━━ Given records

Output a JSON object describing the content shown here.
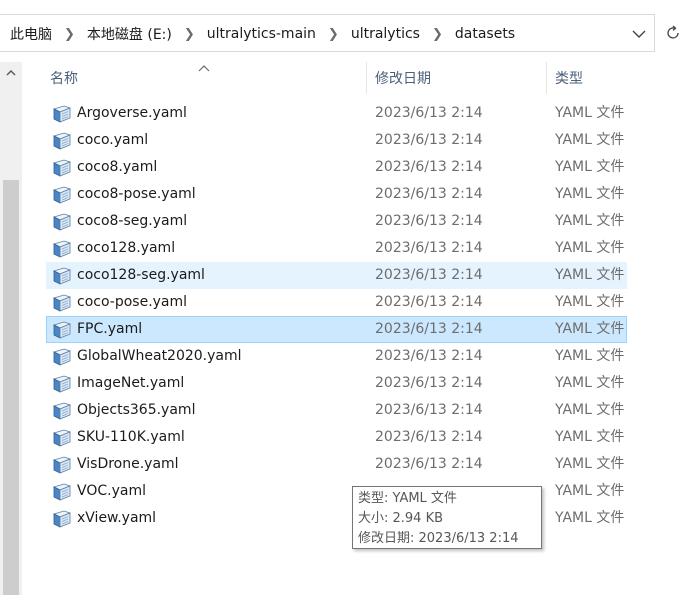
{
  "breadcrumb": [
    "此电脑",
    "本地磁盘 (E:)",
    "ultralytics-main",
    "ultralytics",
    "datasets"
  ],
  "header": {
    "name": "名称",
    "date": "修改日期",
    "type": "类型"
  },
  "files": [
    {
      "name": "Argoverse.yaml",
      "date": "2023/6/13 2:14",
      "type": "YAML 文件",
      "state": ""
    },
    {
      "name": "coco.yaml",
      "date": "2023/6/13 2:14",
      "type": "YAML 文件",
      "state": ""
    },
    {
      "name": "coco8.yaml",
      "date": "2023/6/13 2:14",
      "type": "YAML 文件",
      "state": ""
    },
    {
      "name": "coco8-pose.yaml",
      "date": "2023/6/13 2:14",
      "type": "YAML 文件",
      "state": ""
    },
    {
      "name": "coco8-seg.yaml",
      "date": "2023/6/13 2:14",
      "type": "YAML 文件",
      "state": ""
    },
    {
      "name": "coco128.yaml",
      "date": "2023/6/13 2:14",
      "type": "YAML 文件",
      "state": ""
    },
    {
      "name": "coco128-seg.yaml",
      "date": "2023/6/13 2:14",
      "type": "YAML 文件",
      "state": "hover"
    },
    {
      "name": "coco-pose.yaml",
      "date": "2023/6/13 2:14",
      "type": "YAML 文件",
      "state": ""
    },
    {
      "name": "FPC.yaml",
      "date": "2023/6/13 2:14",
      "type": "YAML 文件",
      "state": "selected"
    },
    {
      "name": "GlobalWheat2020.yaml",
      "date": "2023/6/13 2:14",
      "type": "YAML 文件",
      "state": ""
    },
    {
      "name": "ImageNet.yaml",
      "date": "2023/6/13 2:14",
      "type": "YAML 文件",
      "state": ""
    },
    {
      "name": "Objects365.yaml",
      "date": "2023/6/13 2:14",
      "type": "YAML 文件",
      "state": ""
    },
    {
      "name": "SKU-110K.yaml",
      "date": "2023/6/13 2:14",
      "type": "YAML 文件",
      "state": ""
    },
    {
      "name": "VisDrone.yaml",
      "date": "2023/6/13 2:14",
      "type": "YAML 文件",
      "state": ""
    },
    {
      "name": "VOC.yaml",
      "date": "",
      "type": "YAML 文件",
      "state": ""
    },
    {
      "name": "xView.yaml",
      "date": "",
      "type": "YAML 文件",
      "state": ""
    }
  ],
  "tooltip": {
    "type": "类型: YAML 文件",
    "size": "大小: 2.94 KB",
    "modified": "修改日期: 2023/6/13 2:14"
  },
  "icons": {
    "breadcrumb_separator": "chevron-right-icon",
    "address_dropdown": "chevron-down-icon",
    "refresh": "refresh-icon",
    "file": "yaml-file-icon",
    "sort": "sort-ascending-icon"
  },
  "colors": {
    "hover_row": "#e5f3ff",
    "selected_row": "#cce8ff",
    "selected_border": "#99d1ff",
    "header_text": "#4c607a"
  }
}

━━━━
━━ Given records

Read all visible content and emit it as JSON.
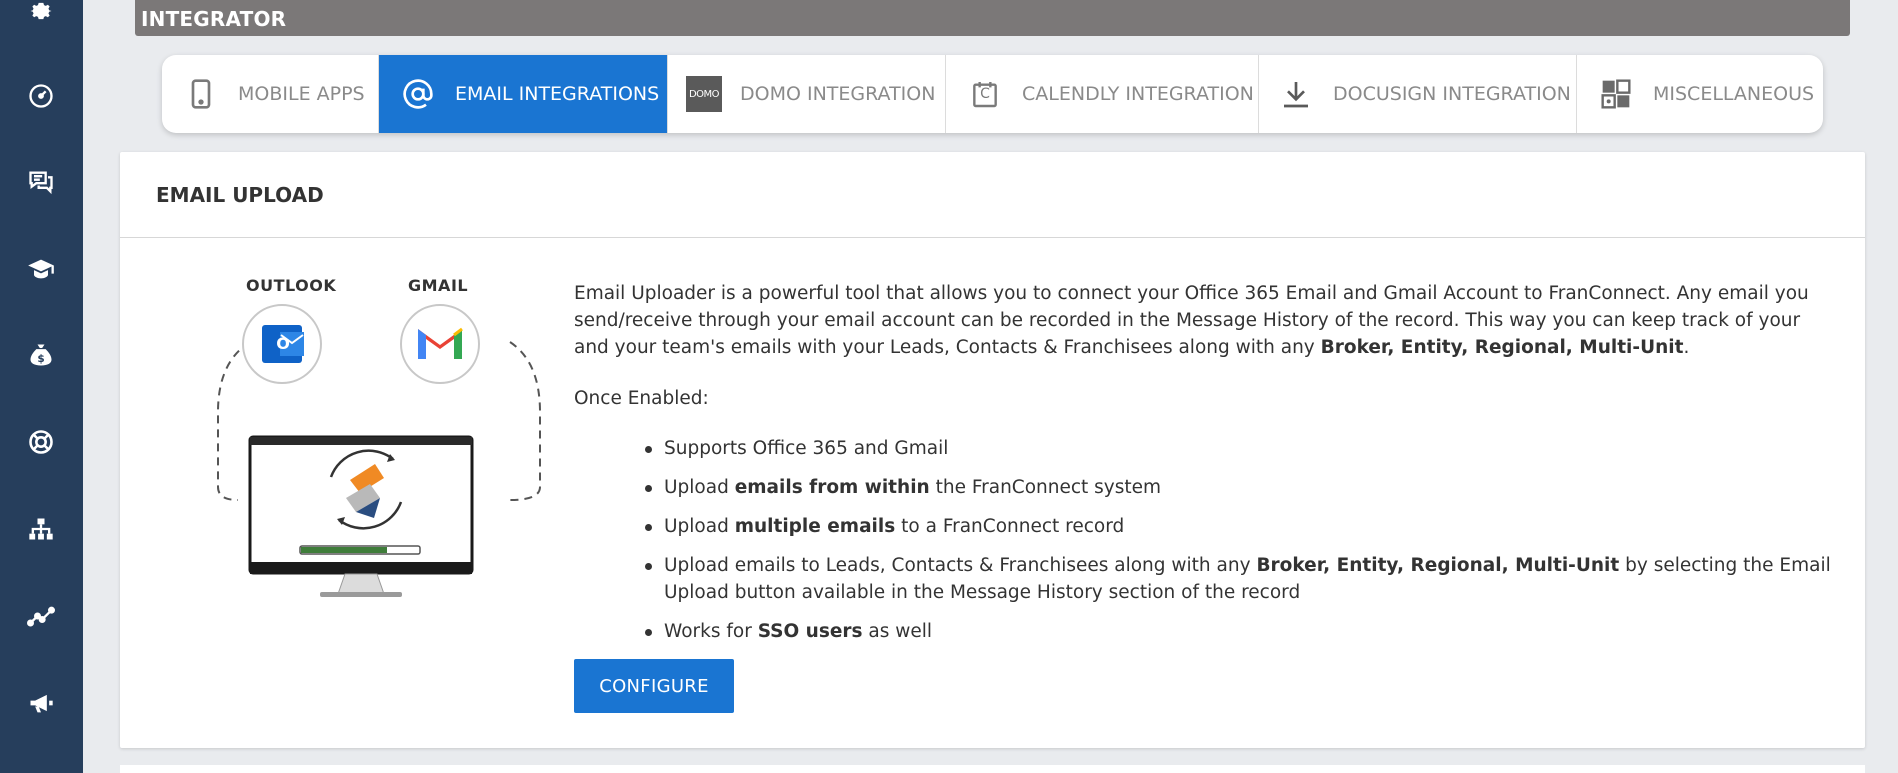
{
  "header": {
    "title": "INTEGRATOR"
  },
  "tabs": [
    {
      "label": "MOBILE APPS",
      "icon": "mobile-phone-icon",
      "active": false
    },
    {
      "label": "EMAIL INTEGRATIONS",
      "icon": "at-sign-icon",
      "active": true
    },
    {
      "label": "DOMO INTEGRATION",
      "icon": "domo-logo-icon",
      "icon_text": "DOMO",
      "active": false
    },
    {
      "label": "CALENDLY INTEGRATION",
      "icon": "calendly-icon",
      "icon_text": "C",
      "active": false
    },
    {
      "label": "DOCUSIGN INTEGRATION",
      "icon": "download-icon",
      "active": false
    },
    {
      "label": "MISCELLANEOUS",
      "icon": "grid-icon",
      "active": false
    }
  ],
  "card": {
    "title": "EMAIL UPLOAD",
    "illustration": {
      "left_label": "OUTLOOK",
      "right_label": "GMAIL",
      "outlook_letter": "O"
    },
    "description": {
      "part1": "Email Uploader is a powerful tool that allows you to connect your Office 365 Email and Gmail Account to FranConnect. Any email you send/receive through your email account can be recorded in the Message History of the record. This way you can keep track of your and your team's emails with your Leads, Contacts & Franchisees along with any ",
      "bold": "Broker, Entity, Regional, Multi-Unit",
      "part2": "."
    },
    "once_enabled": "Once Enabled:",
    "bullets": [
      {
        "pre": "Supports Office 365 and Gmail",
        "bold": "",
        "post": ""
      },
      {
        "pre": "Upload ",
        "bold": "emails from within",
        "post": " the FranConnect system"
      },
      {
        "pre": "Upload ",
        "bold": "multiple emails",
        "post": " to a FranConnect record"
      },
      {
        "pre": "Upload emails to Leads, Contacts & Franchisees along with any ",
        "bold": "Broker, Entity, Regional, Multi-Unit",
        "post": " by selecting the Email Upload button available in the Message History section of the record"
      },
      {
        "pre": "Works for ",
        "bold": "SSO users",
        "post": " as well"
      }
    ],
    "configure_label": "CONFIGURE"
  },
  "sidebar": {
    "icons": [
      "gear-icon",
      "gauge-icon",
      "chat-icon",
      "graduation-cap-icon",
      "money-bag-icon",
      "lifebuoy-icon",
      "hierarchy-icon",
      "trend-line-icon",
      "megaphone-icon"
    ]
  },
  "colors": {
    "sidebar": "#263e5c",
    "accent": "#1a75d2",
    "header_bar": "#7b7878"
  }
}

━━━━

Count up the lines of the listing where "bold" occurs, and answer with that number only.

- Finished exercise
6